file the request for an extension of time earlier due to her
“heavy workload.” (Dkt. 12-1 at 27.) On January
3, 2018, the Appeals Council denied the request for an
extension of time, stating that Petitioner's attorney had
not presented good cause to justify the late filing.
filed a motion to dismiss on January 18, 2018, requesting
dismissal of Petitioner's action as untimely. (Dkt. 11.)
Alternatively, Respondent requests the Court dismiss
Petitioner's action for improper venue. (Dkt. 11.)
Petitioner's attorney filed a response explaining that

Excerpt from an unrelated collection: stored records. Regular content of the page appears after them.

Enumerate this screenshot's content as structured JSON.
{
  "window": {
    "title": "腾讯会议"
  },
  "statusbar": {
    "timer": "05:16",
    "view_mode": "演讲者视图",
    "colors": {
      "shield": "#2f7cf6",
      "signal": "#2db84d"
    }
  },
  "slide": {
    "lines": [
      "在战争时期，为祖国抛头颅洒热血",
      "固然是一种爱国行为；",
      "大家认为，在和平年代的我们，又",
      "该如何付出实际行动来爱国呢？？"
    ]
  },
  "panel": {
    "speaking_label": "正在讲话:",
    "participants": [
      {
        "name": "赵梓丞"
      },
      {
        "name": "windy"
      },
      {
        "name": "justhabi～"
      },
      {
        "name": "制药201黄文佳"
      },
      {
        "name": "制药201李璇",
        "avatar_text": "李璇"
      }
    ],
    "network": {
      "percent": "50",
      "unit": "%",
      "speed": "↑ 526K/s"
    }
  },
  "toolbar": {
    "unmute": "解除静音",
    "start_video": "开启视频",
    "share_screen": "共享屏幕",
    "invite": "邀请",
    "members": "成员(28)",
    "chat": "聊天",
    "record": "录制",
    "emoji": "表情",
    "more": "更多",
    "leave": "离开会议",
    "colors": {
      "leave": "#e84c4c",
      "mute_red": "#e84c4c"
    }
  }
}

Respondent would not be prejudiced by the allowance of an
extension and that Petitioner should not be penalized for her
attorney's “highly regrettable failure to timely
file the claim.” (Dkt. 14.) Petitioner argues the
principle of equitable tolling should apply on the grounds
that there is minimal prejudice to Respondent for the delay.
Rule of Civil Procedure 12(b)(6) provides that a party may
move to dismiss a complaint on the grounds that it fails
“to state a claim upon which relief can be
granted.” To state a claim upon which relief can be
granted, a complaint must contain “enough facts to
state a claim to relief that is plausible on its face.”
Bell Atl. Corp. v. Twombly, 550 U.S. 544, 570
(2007). In ruling on a motion to dismiss for failure to state
a claim, a court may consider not only the allegations of a
complaint, but also the exhibits attached thereto and any
concessions made by the plaintiff. Vasquez v.
Colvin, 2014 WL 5761133 (C.D. Cal. Nov.5, 2014) (citing
Parks Sch. of Bus. v. Symington, 51 F.3d 1480, 1484
expiration of the statute of limitations is properly raised
as an affirmative defense in a responsive pleading.
Vernon v. Heckler, 811 F.2d 1274, 1278 (9th Cir.
1987); see also Fed. R. Civ. P. 8(c).
“However, a statute of limitations defense may be
raised in a motion to dismiss and a claim may be dismissed as
untimely ‘when the running of the statute is apparent
from the face of the complaint.'” Bolden v.
Colvin, No. 14CV1380 BEN JMA, 2015 WL 450522, at *2
(S.D. Cal. Feb. 3, 2015) (quoting Vernon at 1278).
“[S]uch a motion to dismiss should be granted only if
the assertions of the complaint, read with the required